Wells Fargo and Wachovia!
What a week!
Here is what I am thinking:1. Retention package for WS fc's who were updating their resume. Nothing like running back to back forgivable loans at the same time. 2. The name? I am sure we'll have a conference call today where Danny will say they are looking at all options. Probably stay WS for the time being although prior to this I heard AG Edwards was being brought out of moth balls. 3. Recruiters will be burning up the phone lines (caller id is a great thing, my receptionist sees everyone calling in).
i like this better than the Citi deal… That would’ve been a clusterf*ck since they were acquiring us ‘a la carte’ so to speak
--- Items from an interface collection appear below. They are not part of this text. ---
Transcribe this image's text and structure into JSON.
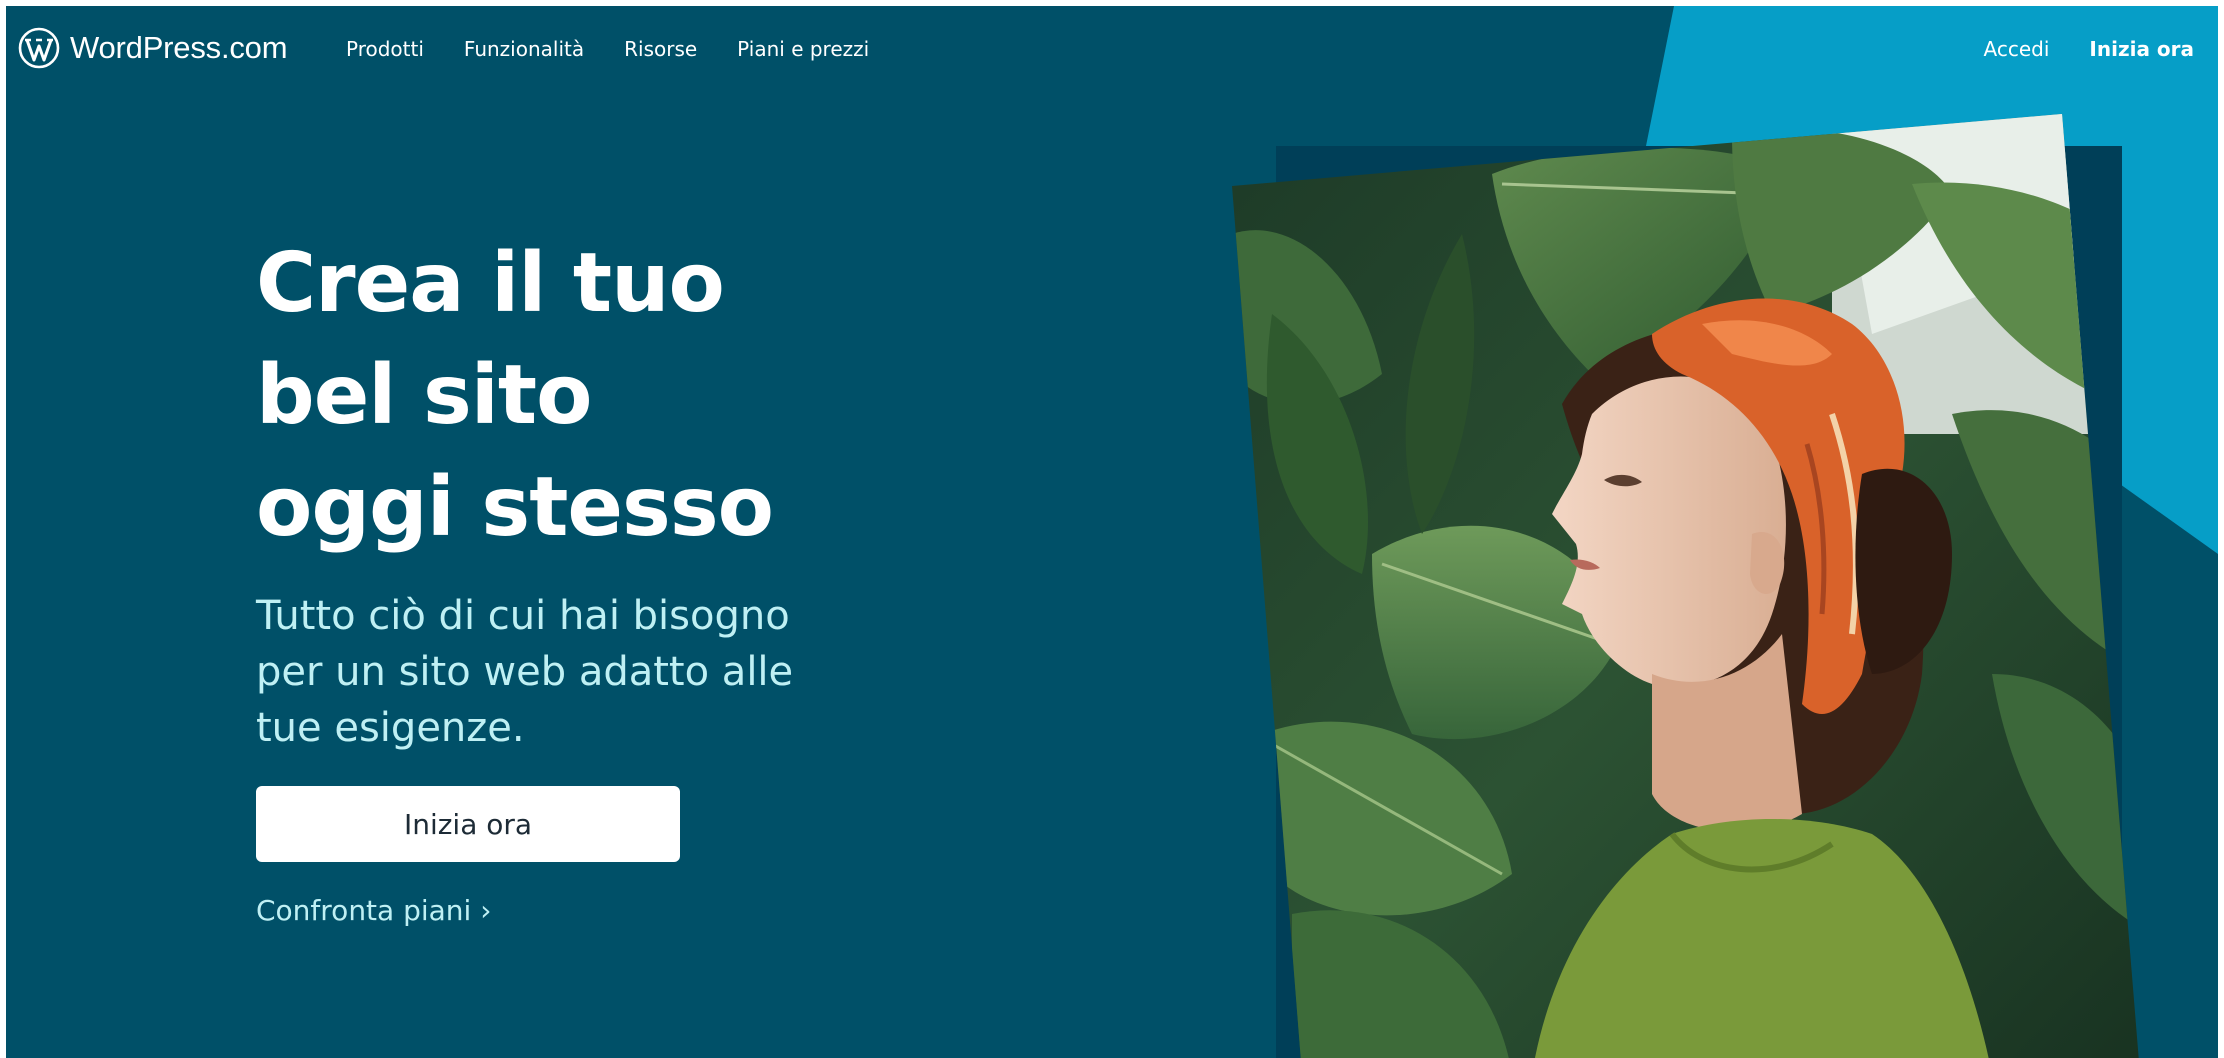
{
  "brand": {
    "name": "WordPress.com",
    "logo_icon": "wordpress-logo-icon"
  },
  "nav": {
    "links": [
      {
        "label": "Prodotti"
      },
      {
        "label": "Funzionalità"
      },
      {
        "label": "Risorse"
      },
      {
        "label": "Piani e prezzi"
      }
    ],
    "login_label": "Accedi",
    "start_label": "Inizia ora"
  },
  "hero": {
    "title_lines": [
      "Crea il tuo",
      "bel sito",
      "oggi stesso"
    ],
    "subtitle_lines": [
      "Tutto ciò di cui hai bisogno",
      "per un sito web adatto alle",
      "tue esigenze."
    ],
    "cta_label": "Inizia ora",
    "compare_label": "Confronta piani ›"
  },
  "photo": {
    "subject": "woman-with-orange-headscarf-among-plants-photo"
  },
  "colors": {
    "background": "#005068",
    "accent": "#069ec7",
    "subtitle_text": "#bff0f4",
    "button_bg": "#ffffff",
    "button_text": "#1d2b36"
  }
}
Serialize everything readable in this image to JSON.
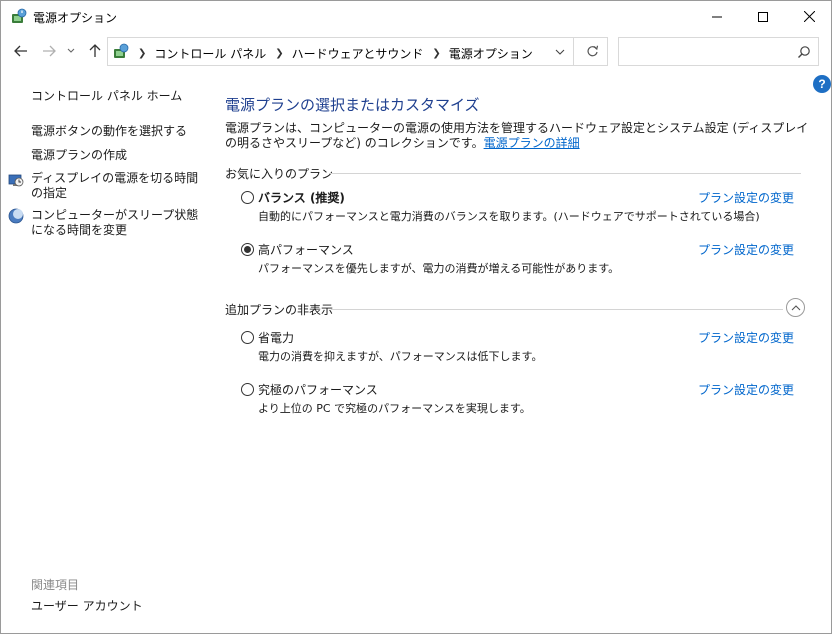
{
  "window": {
    "title": "電源オプション"
  },
  "address": {
    "crumbs": [
      "コントロール パネル",
      "ハードウェアとサウンド",
      "電源オプション"
    ],
    "search_placeholder": ""
  },
  "sidebar": {
    "home": "コントロール パネル ホーム",
    "items": [
      "電源ボタンの動作を選択する",
      "電源プランの作成",
      "ディスプレイの電源を切る時間の指定",
      "コンピューターがスリープ状態になる時間を変更"
    ],
    "related_heading": "関連項目",
    "related_items": [
      "ユーザー アカウント"
    ]
  },
  "main": {
    "title": "電源プランの選択またはカスタマイズ",
    "description": "電源プランは、コンピューターの電源の使用方法を管理するハードウェア設定とシステム設定 (ディスプレイの明るさやスリープなど) のコレクションです。",
    "description_link": "電源プランの詳細",
    "favorites_heading": "お気に入りのプラン",
    "hidden_heading": "追加プランの非表示",
    "change_link": "プラン設定の変更",
    "plans": [
      {
        "name": "バランス (推奨)",
        "desc": "自動的にパフォーマンスと電力消費のバランスを取ります。(ハードウェアでサポートされている場合)",
        "selected": false
      },
      {
        "name": "高パフォーマンス",
        "desc": "パフォーマンスを優先しますが、電力の消費が増える可能性があります。",
        "selected": true
      },
      {
        "name": "省電力",
        "desc": "電力の消費を抑えますが、パフォーマンスは低下します。",
        "selected": false
      },
      {
        "name": "究極のパフォーマンス",
        "desc": "より上位の PC で究極のパフォーマンスを実現します。",
        "selected": false
      }
    ]
  },
  "colors": {
    "title_blue": "#1e3f8f",
    "link_blue": "#0066cc",
    "help_blue": "#1e6fc4"
  }
}
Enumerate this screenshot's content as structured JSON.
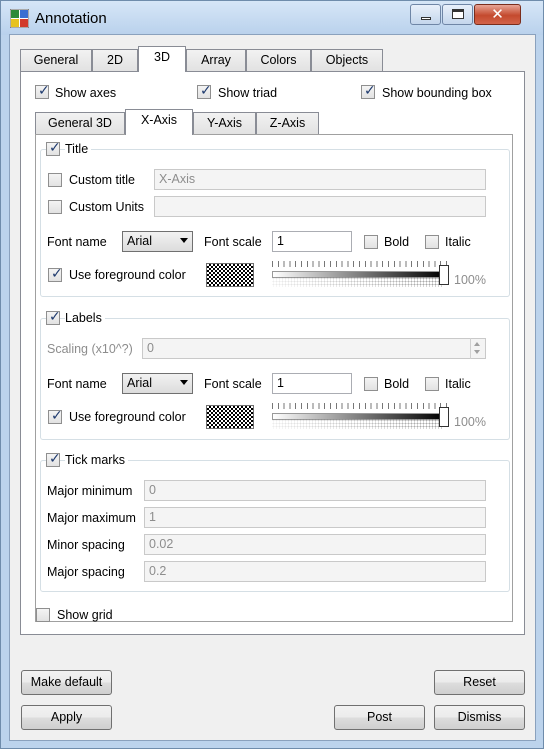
{
  "window": {
    "title": "Annotation",
    "close_symbol": "✕"
  },
  "outer_tabs": [
    "General",
    "2D",
    "3D",
    "Array",
    "Colors",
    "Objects"
  ],
  "show_axes": {
    "label": "Show axes",
    "checked": true
  },
  "show_triad": {
    "label": "Show triad",
    "checked": true
  },
  "show_bbox": {
    "label": "Show bounding box",
    "checked": true
  },
  "inner_tabs": [
    "General 3D",
    "X-Axis",
    "Y-Axis",
    "Z-Axis"
  ],
  "title_group": {
    "label": "Title",
    "custom_title_label": "Custom title",
    "custom_title_value": "X-Axis",
    "custom_units_label": "Custom Units",
    "custom_units_value": "",
    "font_name_label": "Font name",
    "font_name_value": "Arial",
    "font_scale_label": "Font scale",
    "font_scale_value": "1",
    "bold_label": "Bold",
    "italic_label": "Italic",
    "use_fg_label": "Use foreground color",
    "opacity_text": "100%",
    "opacity_value": 1.0
  },
  "labels_group": {
    "label": "Labels",
    "scaling_label": "Scaling (x10^?)",
    "scaling_value": "0",
    "font_name_label": "Font name",
    "font_name_value": "Arial",
    "font_scale_label": "Font scale",
    "font_scale_value": "1",
    "bold_label": "Bold",
    "italic_label": "Italic",
    "use_fg_label": "Use foreground color",
    "opacity_text": "100%",
    "opacity_value": 1.0
  },
  "tick_group": {
    "label": "Tick marks",
    "major_min_label": "Major minimum",
    "major_min_value": "0",
    "major_max_label": "Major maximum",
    "major_max_value": "1",
    "minor_spacing_label": "Minor spacing",
    "minor_spacing_value": "0.02",
    "major_spacing_label": "Major spacing",
    "major_spacing_value": "0.2"
  },
  "show_grid": {
    "label": "Show grid",
    "checked": false
  },
  "buttons": {
    "make_default": "Make default",
    "reset": "Reset",
    "apply": "Apply",
    "post": "Post",
    "dismiss": "Dismiss"
  },
  "check_glyph": "✓"
}
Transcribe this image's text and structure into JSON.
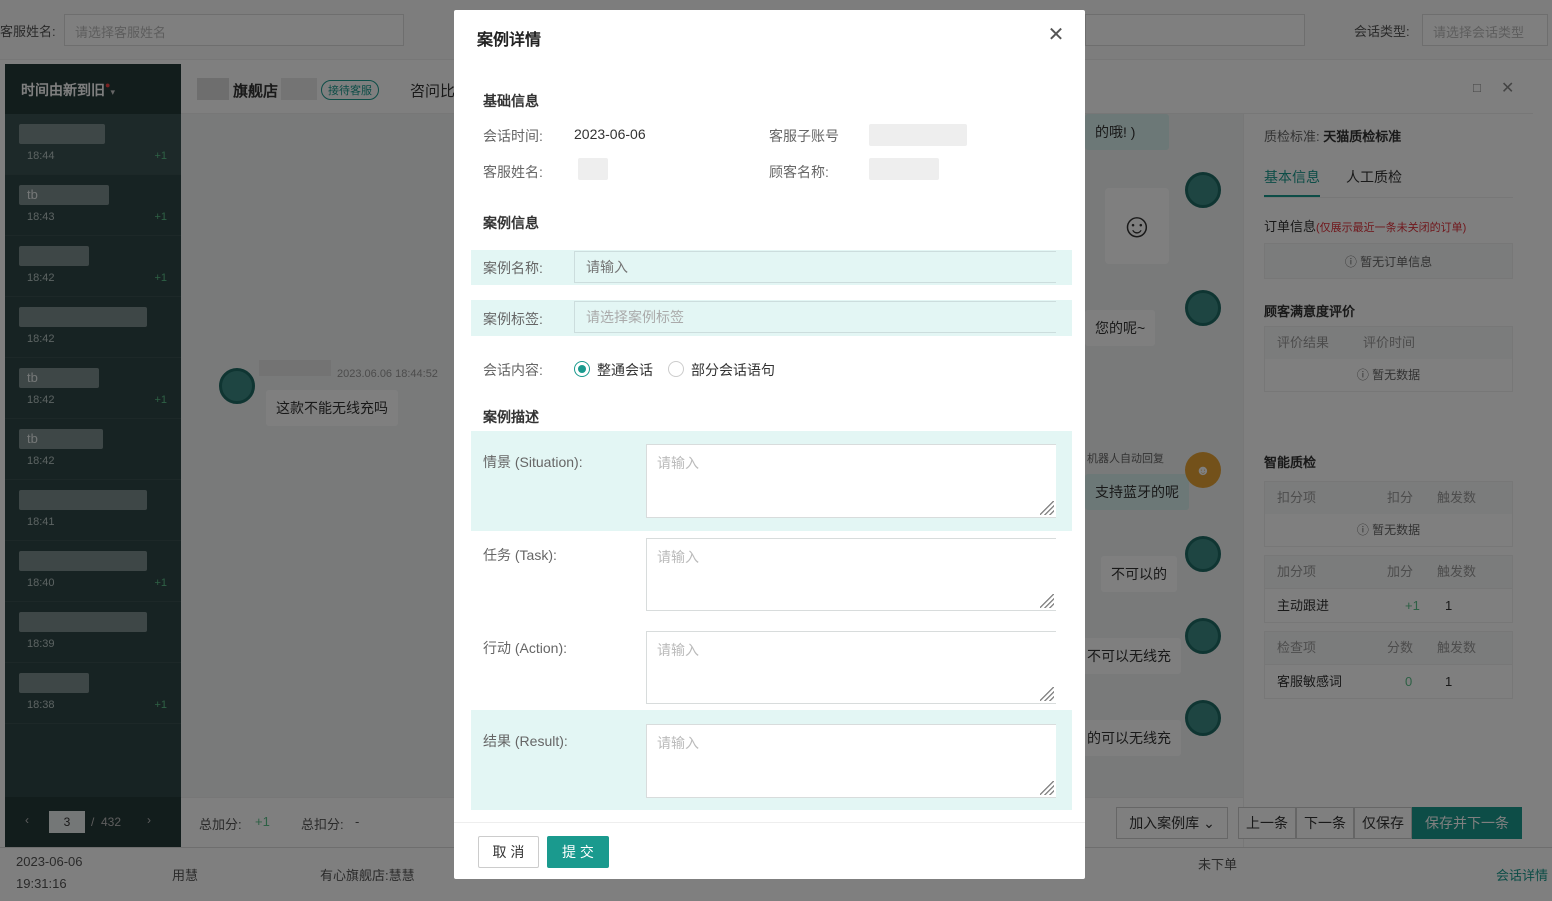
{
  "colors": {
    "accent": "#1a9a8e",
    "overlay": "rgba(0,0,0,0.5)",
    "sidebar": "#2f4746",
    "plus": "#5cc08a",
    "red_note": "#e0303a"
  },
  "filterbar": {
    "agent_label": "客服姓名:",
    "agent_placeholder": "请选择客服姓名",
    "session_type_label": "会话类型:",
    "session_type_placeholder": "请选择会话类型"
  },
  "sidebar": {
    "sort_label": "时间由新到旧",
    "conversations": [
      {
        "name": "",
        "time": "18:44",
        "plus": "+1"
      },
      {
        "name": "tb",
        "time": "18:43",
        "plus": "+1"
      },
      {
        "name": "",
        "time": "18:42",
        "plus": "+1"
      },
      {
        "name": "",
        "time": "18:42",
        "plus": ""
      },
      {
        "name": "tb",
        "time": "18:42",
        "plus": "+1"
      },
      {
        "name": "tb",
        "time": "18:42",
        "plus": ""
      },
      {
        "name": "",
        "time": "18:41",
        "plus": ""
      },
      {
        "name": "",
        "time": "18:40",
        "plus": "+1"
      },
      {
        "name": "",
        "time": "18:39",
        "plus": ""
      },
      {
        "name": "",
        "time": "18:38",
        "plus": "+1"
      }
    ],
    "pager": {
      "prev": "‹",
      "page": "3",
      "sep": "/",
      "total": "432",
      "next": "›"
    }
  },
  "chat": {
    "header": {
      "store": "旗舰店",
      "tag": "接待客服",
      "tab2": "咨问比"
    },
    "messages": [
      {
        "time": "2023.06.06 18:44:52",
        "text": "这款不能无线充吗"
      }
    ],
    "right_bubbles": [
      "的哦! )",
      "您的呢~",
      "机器人自动回复",
      "支持蓝牙的呢",
      "不可以的",
      "不可以无线充",
      "的可以无线充"
    ],
    "totals": {
      "plus_label": "总加分:",
      "plus_value": "+1",
      "minus_label": "总扣分:",
      "minus_value": "-"
    }
  },
  "actions": {
    "add_case": "加入案例库",
    "prev": "上一条",
    "next": "下一条",
    "save": "仅保存",
    "save_next": "保存并下一条"
  },
  "right_panel": {
    "standard_label": "质检标准:",
    "standard_value": "天猫质检标准",
    "tabs": [
      "基本信息",
      "人工质检"
    ],
    "order_title": "订单信息",
    "order_note": "(仅展示最近一条未关闭的订单)",
    "no_order": "暂无订单信息",
    "satisfaction_title": "顾客满意度评价",
    "satisfaction_cols": [
      "评价结果",
      "评价时间"
    ],
    "empty": "暂无数据",
    "smart_title": "智能质检",
    "deduct_cols": [
      "扣分项",
      "扣分",
      "触发数"
    ],
    "bonus_cols": [
      "加分项",
      "加分",
      "触发数"
    ],
    "bonus_row": {
      "item": "主动跟进",
      "score": "+1",
      "count": "1"
    },
    "check_cols": [
      "检查项",
      "分数",
      "触发数"
    ],
    "check_row": {
      "item": "客服敏感词",
      "score": "0",
      "count": "1"
    }
  },
  "bottom_row": {
    "date": "2023-06-06",
    "time": "19:31:16",
    "name": "用慧",
    "store": "有心旗舰店:慧慧",
    "status": "未下单",
    "link": "会话详情"
  },
  "modal": {
    "title": "案例详情",
    "basic_title": "基础信息",
    "session_time_label": "会话时间:",
    "session_time_value": "2023-06-06",
    "sub_account_label": "客服子账号",
    "agent_name_label": "客服姓名:",
    "customer_name_label": "顾客名称:",
    "case_title": "案例信息",
    "case_name_label": "案例名称:",
    "case_name_placeholder": "请输入",
    "case_tag_label": "案例标签:",
    "case_tag_placeholder": "请选择案例标签",
    "content_label": "会话内容:",
    "radio_full": "整通会话",
    "radio_partial": "部分会话语句",
    "desc_title": "案例描述",
    "situation_label": "情景 (Situation):",
    "task_label": "任务 (Task):",
    "action_label": "行动 (Action):",
    "result_label": "结果 (Result):",
    "ta_placeholder": "请输入",
    "cancel": "取 消",
    "submit": "提 交"
  }
}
True, Trapper. And Citi does not have a good track record of integrating acquisitions. WFC looks better, but there are many details still to come.
citi had no business buying anyone. their in as bad a shape as any other down trodden bank.
Going down again!http://www.nytimes.com/2008/10/04/business/04bank.html?_r=1&hp&oref=slogin
Wells has small brokerage. Wells Fargo Investments. I believe that is they name they would go with if the deal goes through.If the Citi deal goes through I think going back to the respected AG Edwards name should be considered.
Citi can have a temper tantrum all they want, but in the end, shareholders are not going to accept $1 per share when there is a $7 offer on the table.
C is no chumpThey are not going to be bullied out of this deal. They need WB's retail banking network worse than WFC. I expect Citi to put a counter on the table next week. WFC will not want to get into a bidding war. Once this deal is consumated with Citi expect all the WB executives to be terminated immediately aka what Jamie Diamond did to WaMu exec's last week as retribution for being highly disloyal.
How do you get around the fact that no WB shareholder will vote for the C deal unless it is sweetened? C I think is up the creek.
Gordon - i think what Broker Fee is saying is that Citi will ultimately up their offer.
There was an interesting comment in todays NY Times, to the effect that a Wells deal might be better for Wacho shareholders AND taxpayers short term, but long term it may be worse for both. This is based on the question of what happens to C if they dont get those deposits, which they apparently need. Can you freakin imagine? You think we have a mess on our hands now? Watch what happens if Citi blows up!!!
I don’t think C can afford to up their offer. They could be the next bank headed to $10 a share and in need of help.
wsj is reporting citi and Wells are in talks to break up Wachovia into pieces, with Wells getting the brokerage.
and wells getting the southeast and cali branches. Don’t know how receptive wells will be to this deal.
In the frenzied legal activity this weekend over the battle for who will acquire Wachovia, Wachovia sued Citi in federal court claiming that the exclusivity agreement between it and Citi was voided by Section 126(c) of the bailout law. It seems nearly everyone thinks this provision was slipped in at the last minute--either at the behest of Wachovia or Citi or the FDIC, no one is sure. But, once again, nearly everyone is wrong.
Section 126(c) seems aimed at clearing away contractual obstacles to a strong bank acquiring a failing bank. Wachovia argues that the law undoes the exclusivity agreement with Citi. Citi argues that the law undoes Wachovia's merger agreement with Wells Fargo and leaves the exclusivity agreement in place because the CIti deal had FDIC support.
Here's the section:
"(c) UNENFORCEABILITY OF CERTAIN AGREEMENTS.—Section 13(c) of the Federal Deposit Insurance Act (12 U.S.C. 1823(c)) is amended by adding at the end the following new paragraph:
(11) UNENFORCEABILITYOFCERTAINAGREEMENTS.—No provision contained in any existing or future standstill, confidentiality, or other agreement that, directly or indirectly—
(A) affects, restricts, or limits the ability of any person to offer to acquire or acquire,
(B) prohibits any person from offering to acquire or acquiring, or
(C) prohibits any person from using any previously disclosed information in connection with any such offer to acquire or acquisition of, all or part of any insured depository institution, including any liabilities, assets, or interest therein, in connection with any transaction in which the Corporation [FDIC] exercises its authority under section 11 or 13, shall be enforceable against or impose any liability on such person, as such enforcement or liability shall be contrary to public policy."
There’s a lot of debate over what Section 126(c) means—here’s Steven Davidoff’s excellent discussion of the issues—but one thing that shouldn't be under debate is when it appeared in the bill. This section wasn’t a last minute addition to the final draft of the law. It was in the bill rejected by the House on September 29th. Word for word, not one jot changed. Apparently no one noticed it until it was invoked by Wachovia in this deal, but it's easy to overlook these things in hundreds of pages of legal mumbo-jumbo.
Whatever this provision means, it was written long before the Wachovia deal was in place.
if any legacy age fcs have good meetings with rival firms, please share the details!